The photo is one of may favorite examples, from St. Nicholas Avenue in Hamilton Heights, New York, the building lacks architectural integrity. But Ralph Ellison wrote Invisible Man there in 1947, a book more relevant than ever today. The building is authentic but does not have integrity. The problem is not the building but our practice – we adopted the architectural concept of “integrity” in 1966 instead of the international concept of “authenticity.” Continue Reading
This is the building in Harlem New York where Ralph Ellison wrote Invisible Man. There have been extensive alterations, some of which were there in 1947 when he wrote the book.

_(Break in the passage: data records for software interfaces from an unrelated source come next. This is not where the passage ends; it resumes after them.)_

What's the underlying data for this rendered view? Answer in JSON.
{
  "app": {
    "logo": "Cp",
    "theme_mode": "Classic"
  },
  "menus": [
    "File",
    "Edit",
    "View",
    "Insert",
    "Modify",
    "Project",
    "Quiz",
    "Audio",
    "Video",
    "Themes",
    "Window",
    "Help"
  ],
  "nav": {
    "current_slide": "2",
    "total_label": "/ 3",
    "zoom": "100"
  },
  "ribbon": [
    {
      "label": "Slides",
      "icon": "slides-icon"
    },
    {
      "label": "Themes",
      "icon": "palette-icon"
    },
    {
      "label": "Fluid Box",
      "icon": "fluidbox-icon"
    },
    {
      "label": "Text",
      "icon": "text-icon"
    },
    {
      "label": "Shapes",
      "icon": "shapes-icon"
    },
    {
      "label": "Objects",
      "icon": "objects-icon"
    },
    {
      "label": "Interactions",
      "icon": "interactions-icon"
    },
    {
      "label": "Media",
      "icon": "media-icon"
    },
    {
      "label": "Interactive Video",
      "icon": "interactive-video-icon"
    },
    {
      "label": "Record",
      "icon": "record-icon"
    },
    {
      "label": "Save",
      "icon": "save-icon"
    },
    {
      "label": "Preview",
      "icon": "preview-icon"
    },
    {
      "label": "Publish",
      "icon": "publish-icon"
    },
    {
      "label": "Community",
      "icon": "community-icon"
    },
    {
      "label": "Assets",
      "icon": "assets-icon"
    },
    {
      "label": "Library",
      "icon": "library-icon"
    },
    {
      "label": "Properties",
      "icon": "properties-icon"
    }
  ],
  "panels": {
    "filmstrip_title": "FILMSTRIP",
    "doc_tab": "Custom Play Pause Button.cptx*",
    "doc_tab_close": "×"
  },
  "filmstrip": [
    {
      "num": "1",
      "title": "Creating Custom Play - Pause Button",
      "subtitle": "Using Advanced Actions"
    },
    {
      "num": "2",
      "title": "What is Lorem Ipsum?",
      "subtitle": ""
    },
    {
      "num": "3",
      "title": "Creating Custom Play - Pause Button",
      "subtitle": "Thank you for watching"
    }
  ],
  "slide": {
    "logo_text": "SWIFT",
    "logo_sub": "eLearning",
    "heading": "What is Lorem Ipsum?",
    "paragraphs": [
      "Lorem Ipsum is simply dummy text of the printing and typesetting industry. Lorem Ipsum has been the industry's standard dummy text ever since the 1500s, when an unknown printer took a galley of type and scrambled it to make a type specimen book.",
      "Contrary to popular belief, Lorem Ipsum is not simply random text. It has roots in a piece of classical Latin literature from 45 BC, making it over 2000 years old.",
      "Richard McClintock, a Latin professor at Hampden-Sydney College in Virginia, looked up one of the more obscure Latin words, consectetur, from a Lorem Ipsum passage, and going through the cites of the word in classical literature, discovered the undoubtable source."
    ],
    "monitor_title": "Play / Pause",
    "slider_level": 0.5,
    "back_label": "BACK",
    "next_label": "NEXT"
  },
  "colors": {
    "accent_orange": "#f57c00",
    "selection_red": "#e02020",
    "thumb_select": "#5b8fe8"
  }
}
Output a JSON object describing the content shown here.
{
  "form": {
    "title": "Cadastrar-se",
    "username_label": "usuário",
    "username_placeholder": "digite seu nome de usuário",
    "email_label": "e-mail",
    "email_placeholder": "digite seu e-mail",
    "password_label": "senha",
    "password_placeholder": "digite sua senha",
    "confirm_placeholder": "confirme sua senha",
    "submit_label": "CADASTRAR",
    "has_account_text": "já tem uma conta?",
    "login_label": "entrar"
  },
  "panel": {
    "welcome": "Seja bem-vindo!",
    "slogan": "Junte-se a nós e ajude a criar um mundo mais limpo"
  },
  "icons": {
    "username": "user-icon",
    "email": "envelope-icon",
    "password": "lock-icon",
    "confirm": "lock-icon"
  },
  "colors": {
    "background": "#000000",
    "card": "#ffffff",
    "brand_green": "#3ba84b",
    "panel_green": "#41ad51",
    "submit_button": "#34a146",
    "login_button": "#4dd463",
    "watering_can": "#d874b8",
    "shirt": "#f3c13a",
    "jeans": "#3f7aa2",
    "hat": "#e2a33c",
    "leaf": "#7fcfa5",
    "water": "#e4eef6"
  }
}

This week Ray Bradbury’s classic book Fahrenheit 451 was occupying our living room couch because my daughter was reading it as a high school assignment. As I did, as many of us did. It is a classic about the need for books, for culture, in the face of dystopia. At the same time, the author’s home for over 50 years was being demolished a few hundred miles to the south, in Los Angeles, by the prize-winning architect Thom Mayne. You can see the demolition and read about it here. People are so upset that Mayne himself said it was “a bummer,” and you know how hard it is to crack an architect’s ego.
But the larger and more interesting question is: How do we preserve the legacy, the memory, the significance of a literary landmark? The issue is at the heart of many of our current debates about the National Register of Historic Places and the Secretary of the Interior’s Standards, both of which are geared toward architecture and are not always ideally suited to the preservation of memory, of culture, of the rich loam that nourishes books like Fahrenheit 451 and all of the students who have read it for the last half-century. Here are a few examples I have used to illustrate literary landmarks over the years, and each of them betrays an architectural modesty, if not monstrosity. They are significant not because of their form, but because of what happened there. Continue Reading